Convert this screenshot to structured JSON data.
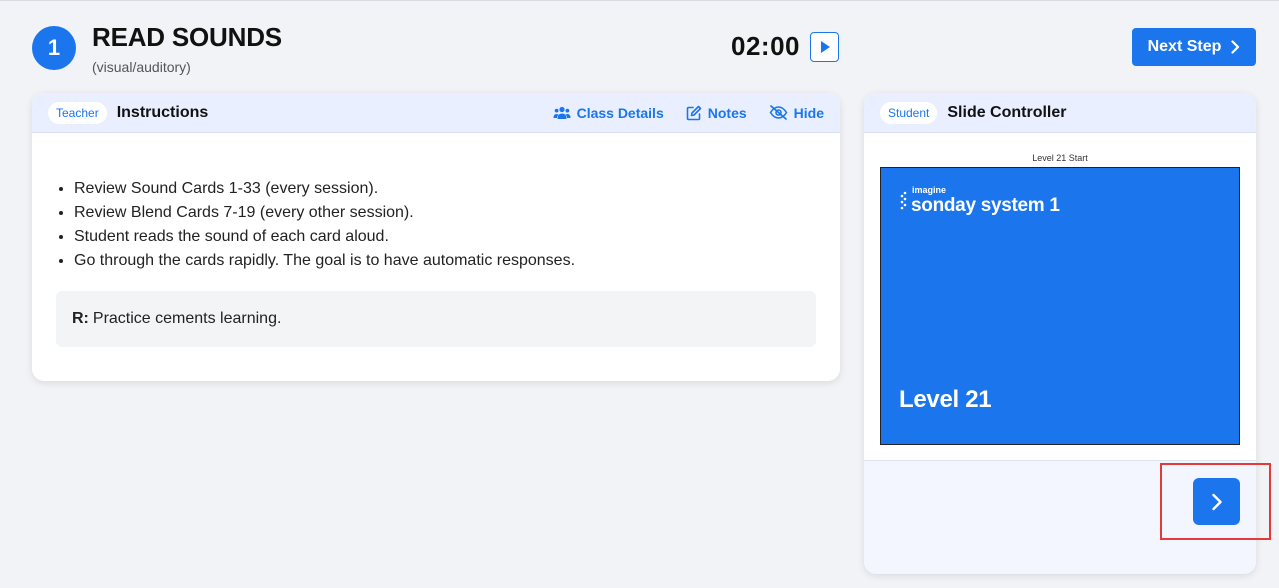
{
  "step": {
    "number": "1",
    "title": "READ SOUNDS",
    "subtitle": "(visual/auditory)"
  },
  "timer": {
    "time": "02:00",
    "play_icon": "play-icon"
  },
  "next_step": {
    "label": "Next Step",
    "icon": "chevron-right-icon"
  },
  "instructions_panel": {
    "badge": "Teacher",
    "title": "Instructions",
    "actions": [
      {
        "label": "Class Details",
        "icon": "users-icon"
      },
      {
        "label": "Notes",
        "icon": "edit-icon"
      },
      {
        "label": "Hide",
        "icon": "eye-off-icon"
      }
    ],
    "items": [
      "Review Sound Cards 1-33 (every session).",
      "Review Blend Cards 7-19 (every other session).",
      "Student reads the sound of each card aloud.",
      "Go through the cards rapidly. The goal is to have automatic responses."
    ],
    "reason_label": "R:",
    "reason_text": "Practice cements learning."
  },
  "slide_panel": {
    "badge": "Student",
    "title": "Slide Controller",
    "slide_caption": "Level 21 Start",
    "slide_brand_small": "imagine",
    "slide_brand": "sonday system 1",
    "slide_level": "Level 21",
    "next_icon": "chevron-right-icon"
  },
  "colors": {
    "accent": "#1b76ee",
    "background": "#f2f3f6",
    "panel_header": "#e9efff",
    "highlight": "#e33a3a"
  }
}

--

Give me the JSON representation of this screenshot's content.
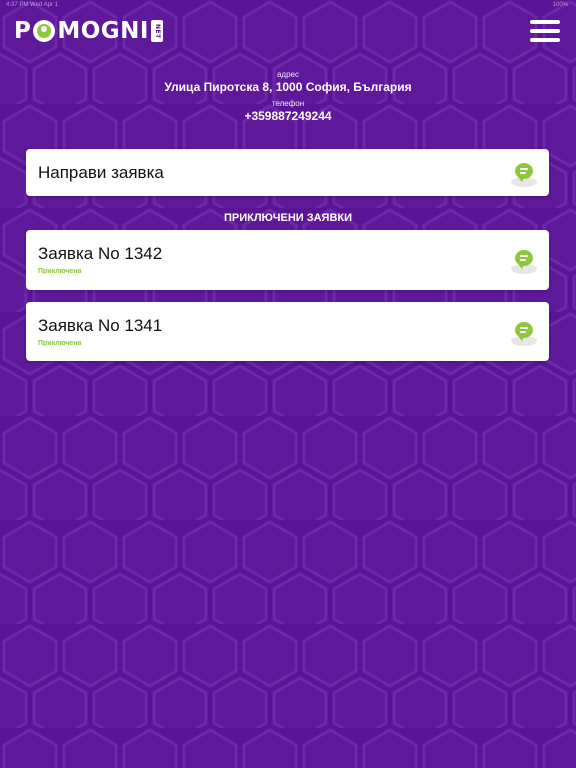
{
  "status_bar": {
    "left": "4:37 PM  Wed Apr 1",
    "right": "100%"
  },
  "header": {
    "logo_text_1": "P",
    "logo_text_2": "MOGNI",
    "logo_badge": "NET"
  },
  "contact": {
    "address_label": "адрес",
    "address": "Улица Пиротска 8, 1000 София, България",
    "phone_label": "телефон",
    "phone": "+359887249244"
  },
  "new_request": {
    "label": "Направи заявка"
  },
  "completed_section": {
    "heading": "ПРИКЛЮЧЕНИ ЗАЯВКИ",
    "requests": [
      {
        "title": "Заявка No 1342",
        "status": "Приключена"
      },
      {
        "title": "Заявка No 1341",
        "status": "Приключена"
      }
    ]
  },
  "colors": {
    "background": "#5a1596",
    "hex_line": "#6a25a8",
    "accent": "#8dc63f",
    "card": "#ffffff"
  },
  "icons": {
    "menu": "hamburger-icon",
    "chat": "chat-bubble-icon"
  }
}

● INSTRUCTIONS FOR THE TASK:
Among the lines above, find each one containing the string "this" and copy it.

● YOUR SOLUTION:
Convert this screenshot to structured JSON data.
Give me the JSON representation of this screenshot's content.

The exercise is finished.